Christopher Hitchens, the ostentatiously atheistic writer has a surprising assessment of Waugh's great novel, bashing the latest film treatment for its unjust and wrong-headed depiction of, of all things, Catholicism.
I do not consider myself a sympathiser with Roman Catholicism, but this film seems motivated by the cheaper sort of malice against it. Lady Marchmain is represented as a blazing-eyed fanatic, capable of compelling a male guest to attend a Catholic service (at which, laughably, she herself officiates). Julia does something that neither a true aristocrat nor a true Catholic would do, by asking whether this same guest is "one of us". Her crucial later monologue on sin is badly truncated. The rather subtle way in which Waugh makes Charles feel that perhaps there is something banal about his own "agnosticism" - miscast in the film as atheism - is at no point even acknowledged.

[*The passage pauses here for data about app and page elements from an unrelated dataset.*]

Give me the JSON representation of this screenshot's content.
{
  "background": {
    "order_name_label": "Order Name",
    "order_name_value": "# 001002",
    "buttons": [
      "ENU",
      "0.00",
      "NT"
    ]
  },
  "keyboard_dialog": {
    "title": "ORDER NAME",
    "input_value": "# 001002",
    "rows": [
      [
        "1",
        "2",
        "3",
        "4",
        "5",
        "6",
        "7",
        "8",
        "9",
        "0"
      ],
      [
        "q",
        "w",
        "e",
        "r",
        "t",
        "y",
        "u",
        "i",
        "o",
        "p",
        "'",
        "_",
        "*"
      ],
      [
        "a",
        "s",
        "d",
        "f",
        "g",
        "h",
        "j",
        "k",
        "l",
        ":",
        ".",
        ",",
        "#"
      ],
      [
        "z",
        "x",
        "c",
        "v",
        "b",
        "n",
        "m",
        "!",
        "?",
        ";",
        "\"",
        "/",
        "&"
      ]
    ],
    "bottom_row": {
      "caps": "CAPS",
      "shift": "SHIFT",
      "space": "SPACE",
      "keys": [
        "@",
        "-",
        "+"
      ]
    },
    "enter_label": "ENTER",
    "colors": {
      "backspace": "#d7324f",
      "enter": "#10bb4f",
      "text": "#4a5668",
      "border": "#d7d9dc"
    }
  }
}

I have no intention of the film-makers getting my 9.50, so I shouldn't comment on a film I shall not see until it's free, but word before its release was that absurdly, it left the Catholicism out of the story; but the actual film seem to demonstrate an even less wise move on the part of the film-makers -- the Faith is, impossibly, the villain of the piece. (So what if the story doesn't make any sense then? over and over we see that movies nowadays, given enough sex and 'splosions, don't need to make sense to earn back their costs.)